(ii) It is misleading and counterproductive to play the ‘experimental method of the Arabs’ against the ‘axiomatic-deductive method of the Greeks’. Science is defined by material AND formal consistency. It is the sophisticated COMBINATION of empirics and logic, or experiment and axiomatics, which delivers the winning formula of science. Incompetent scientists fall either on the side of crude observational empiricism or vacuous formalism.

(iii) Your account of the history of science is in almost every respect false or confused. Two examples suffice here, your characterization of Bacon* and your misplaced debunking of axiomatics: “Here is what the Greeks grasped more than 2000 years ago, based on an axiomatic-deductive approach to the natural sciences: 1. The Earth is the center of the universe.” It is common knowledge that: “Aristarchus of Samos was an ancient Greek astronomer and mathematician who presented the first known model that placed the Sun at the center of the known universe with the Earth revolving around it.” (Wikipedia)

(iv) I wonder whether anybody checks the content of the WEA Pedagogy Blog. Just for the records: I do NOT accept this easy to disprove garbage as Heterodoxy economics or methodology. The Pedagogy Block has to be clearly labeled as Asad Zaman’s idiosyncratic contribution which does NOT represent any official consensus of the WEA. The Pedagogy Blog is sufficient to expel RWER-Heterodoxy from the sciences.
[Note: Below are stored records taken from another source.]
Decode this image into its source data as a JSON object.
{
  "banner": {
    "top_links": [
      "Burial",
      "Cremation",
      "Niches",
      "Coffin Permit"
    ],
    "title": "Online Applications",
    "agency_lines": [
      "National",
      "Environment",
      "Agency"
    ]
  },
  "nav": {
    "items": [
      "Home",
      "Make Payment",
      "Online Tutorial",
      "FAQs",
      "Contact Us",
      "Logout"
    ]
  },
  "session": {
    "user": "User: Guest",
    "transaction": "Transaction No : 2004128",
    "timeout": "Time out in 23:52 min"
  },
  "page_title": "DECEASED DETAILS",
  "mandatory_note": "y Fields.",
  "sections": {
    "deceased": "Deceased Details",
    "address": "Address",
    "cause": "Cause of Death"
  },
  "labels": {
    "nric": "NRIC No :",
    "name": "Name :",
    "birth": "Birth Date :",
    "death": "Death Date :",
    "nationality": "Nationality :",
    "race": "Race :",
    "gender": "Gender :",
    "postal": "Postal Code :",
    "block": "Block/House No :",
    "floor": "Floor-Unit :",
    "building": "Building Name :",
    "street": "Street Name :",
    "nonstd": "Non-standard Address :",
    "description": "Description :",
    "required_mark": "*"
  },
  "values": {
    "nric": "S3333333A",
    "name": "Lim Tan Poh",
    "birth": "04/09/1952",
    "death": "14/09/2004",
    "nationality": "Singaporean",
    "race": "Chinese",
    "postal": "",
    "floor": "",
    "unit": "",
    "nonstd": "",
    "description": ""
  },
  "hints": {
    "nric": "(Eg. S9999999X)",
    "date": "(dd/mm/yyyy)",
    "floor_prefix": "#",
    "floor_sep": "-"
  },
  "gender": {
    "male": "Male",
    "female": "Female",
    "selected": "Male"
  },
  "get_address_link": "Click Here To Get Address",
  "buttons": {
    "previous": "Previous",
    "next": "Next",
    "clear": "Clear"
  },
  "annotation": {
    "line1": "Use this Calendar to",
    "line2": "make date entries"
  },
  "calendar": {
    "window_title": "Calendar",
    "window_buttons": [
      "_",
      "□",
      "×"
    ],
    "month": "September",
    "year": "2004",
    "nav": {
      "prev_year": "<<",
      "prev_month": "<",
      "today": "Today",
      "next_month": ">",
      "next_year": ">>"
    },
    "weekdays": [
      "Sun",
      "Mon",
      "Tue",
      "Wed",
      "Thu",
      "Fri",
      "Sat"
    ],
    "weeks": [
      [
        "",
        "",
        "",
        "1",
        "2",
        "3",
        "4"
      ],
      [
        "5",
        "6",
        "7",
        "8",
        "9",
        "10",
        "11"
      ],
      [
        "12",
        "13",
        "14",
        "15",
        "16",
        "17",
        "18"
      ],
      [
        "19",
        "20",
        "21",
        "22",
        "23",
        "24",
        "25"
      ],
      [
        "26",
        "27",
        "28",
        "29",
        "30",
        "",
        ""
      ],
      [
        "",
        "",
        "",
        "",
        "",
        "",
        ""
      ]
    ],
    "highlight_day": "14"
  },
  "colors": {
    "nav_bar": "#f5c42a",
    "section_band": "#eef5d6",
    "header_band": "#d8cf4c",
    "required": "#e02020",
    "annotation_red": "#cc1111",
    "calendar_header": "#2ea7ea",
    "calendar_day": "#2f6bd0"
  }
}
(v) You say: “My critique of axiomatics is based on axiomatics as defined by Lionel Robbins, who is the founder of current economic methodology. ‘The propositions of economic theory, like all scientific theory, are obviously deductions from a series of postulates. And the chief of these postulates are all assumptions involving in some way simple and indisputable facts of experience….’ With this methodology, axioms are certain, and logical deductions are certain so there is no room for conflict with experience. This is exactly the same as axiomatic Greek geometry, which can never be wrong, because it is based on certainties and driven by logic.”

This is as confused as it can get. First of all, Robbins explicitly claims that his postulates are based on “simple and indisputable facts of experience”. This is what you praise as the superior method of the Arabs. Robbins is the very prophet of what Popper called observationism: “These are not postulates the existence of whose counterpart in reality admits of extensive dispute once their nature is fully realized. We do not need controlled experiments to establish their validity: they are so much the stuff of our everyday experience that they only have to be stated to be recognized as obvious.” (Robbins, 1935, p. 79)
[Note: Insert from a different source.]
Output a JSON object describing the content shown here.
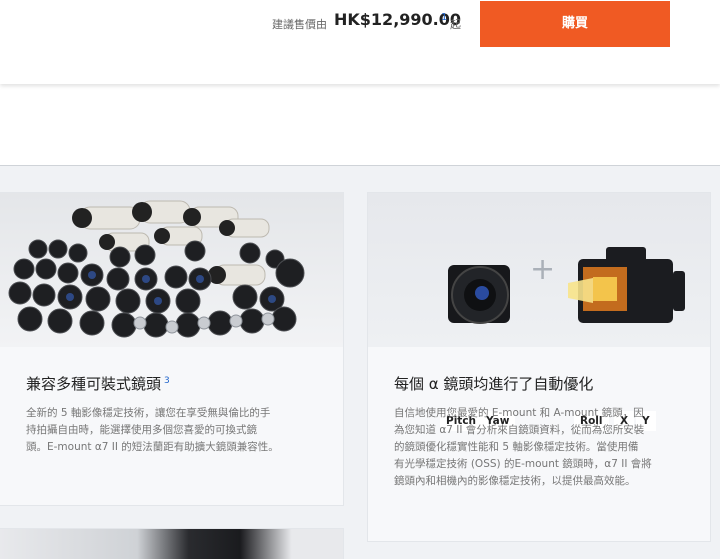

(vi) Robbins’s methodological blunder was that he based economics on BEHAVIORAL axioms (e.g. constrained optimization). Yet, there is NO such thing as a ‘certain, true, and primary’ (Aristotle) behavioral axiom.
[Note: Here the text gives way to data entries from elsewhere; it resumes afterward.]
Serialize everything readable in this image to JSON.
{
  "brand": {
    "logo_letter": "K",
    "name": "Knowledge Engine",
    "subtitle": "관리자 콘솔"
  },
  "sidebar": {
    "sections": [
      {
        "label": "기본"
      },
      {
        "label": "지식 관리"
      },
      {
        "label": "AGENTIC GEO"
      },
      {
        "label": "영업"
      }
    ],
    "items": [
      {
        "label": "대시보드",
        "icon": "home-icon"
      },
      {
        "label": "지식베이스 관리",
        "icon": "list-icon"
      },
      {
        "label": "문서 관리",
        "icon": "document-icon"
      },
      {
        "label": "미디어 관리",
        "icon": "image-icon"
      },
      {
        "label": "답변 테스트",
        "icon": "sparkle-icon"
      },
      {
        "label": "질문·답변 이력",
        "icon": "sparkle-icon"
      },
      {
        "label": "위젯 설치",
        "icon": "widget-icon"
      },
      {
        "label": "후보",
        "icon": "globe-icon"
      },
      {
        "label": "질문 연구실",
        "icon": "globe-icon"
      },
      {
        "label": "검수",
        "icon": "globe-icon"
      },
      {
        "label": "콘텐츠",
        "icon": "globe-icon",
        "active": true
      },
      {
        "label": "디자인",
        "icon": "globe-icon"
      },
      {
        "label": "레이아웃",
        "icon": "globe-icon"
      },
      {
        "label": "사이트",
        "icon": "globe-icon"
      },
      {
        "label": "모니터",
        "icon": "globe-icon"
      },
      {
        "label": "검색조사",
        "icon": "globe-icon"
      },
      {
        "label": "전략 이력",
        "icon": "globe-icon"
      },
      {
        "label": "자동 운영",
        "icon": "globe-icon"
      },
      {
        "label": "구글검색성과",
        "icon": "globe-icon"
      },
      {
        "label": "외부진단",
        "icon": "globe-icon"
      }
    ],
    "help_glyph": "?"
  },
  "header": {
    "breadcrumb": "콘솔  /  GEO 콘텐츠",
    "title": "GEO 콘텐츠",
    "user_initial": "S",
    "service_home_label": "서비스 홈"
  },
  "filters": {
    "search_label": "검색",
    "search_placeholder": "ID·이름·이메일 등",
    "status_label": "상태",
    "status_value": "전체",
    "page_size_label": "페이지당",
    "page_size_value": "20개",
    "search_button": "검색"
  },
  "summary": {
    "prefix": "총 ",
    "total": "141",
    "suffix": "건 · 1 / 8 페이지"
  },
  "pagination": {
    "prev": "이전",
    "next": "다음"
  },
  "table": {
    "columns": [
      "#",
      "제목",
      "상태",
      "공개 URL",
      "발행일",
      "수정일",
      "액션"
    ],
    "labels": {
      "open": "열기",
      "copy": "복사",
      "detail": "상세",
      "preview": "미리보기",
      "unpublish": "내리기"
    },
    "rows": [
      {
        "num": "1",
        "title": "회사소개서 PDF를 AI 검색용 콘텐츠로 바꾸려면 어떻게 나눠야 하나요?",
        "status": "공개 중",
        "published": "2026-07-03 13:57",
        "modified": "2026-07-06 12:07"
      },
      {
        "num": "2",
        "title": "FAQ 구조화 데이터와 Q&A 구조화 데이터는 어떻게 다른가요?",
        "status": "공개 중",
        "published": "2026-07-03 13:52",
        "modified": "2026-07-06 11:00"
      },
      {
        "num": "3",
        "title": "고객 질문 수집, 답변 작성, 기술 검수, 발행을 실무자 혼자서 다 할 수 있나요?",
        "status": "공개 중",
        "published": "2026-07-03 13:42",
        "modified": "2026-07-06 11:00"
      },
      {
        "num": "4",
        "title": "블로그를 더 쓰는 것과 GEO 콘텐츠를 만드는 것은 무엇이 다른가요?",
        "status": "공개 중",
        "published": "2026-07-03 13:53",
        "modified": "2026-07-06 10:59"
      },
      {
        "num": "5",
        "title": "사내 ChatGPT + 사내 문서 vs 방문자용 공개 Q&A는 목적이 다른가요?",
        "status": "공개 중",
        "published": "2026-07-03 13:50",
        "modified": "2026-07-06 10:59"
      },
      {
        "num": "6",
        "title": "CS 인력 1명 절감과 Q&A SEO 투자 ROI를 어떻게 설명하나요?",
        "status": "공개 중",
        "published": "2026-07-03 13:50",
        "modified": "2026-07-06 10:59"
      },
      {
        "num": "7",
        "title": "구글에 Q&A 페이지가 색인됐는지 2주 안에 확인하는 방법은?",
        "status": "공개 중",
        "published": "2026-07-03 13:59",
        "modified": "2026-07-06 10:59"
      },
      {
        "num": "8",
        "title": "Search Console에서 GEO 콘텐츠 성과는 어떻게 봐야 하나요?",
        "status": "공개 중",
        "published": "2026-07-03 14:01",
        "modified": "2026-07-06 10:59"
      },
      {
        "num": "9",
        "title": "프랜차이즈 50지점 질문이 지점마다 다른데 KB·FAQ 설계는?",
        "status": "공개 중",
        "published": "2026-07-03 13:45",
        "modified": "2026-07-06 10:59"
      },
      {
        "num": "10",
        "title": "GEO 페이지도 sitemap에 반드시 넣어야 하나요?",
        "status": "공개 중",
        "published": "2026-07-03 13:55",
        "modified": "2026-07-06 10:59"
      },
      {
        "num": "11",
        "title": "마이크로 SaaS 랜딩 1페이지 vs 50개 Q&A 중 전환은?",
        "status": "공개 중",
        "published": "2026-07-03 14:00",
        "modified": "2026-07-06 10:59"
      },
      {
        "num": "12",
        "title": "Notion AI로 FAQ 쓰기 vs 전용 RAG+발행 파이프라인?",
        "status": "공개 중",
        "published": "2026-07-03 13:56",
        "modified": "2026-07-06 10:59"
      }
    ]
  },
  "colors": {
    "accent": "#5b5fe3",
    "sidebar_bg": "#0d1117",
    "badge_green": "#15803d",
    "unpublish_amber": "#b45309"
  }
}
To make a long argument short: Robbins’s definition of economics has to be changed from: “Economics is the science which studies human behavior as a relationship between ends and scarce means which have alternative uses.” (Robbins, 1935, p. 16) to “Economics is the science which studies how the economic system works.” (2013, p. 20)

Objective structural axioms lead to relationships that are readily testable, e.g. the Profit Law or the employment equation.**

(vii) The lethal error/mistake of Orthodoxy does NOT consist in the application of the axiomatic-deductive method but in taking green cheese behavioral assumptions as axioms. From this follows that economics has to move from behavioral microfoundations to structural macrofoundations.

(viii) Science is about true/false and NOTHING else. We agree that Robbins based economics upon provable false axioms.

Kakarot-Handtke, E. (2013). Crisis and Methodology: Some Heterodox Misunderstandings. SSRN Working Paper Series, 2083519: 1–25. URL
Robbins, L. (1935). An Essay on the Nature and Significance of Economic Science. London, Bombay, etc.: Macmillan, 2nd edition.

* Go occasionally to this blogspot and enter Bacon in the search field
** See ‘Unemployment ― the fatal consequence of economists’ scientific incompetence’,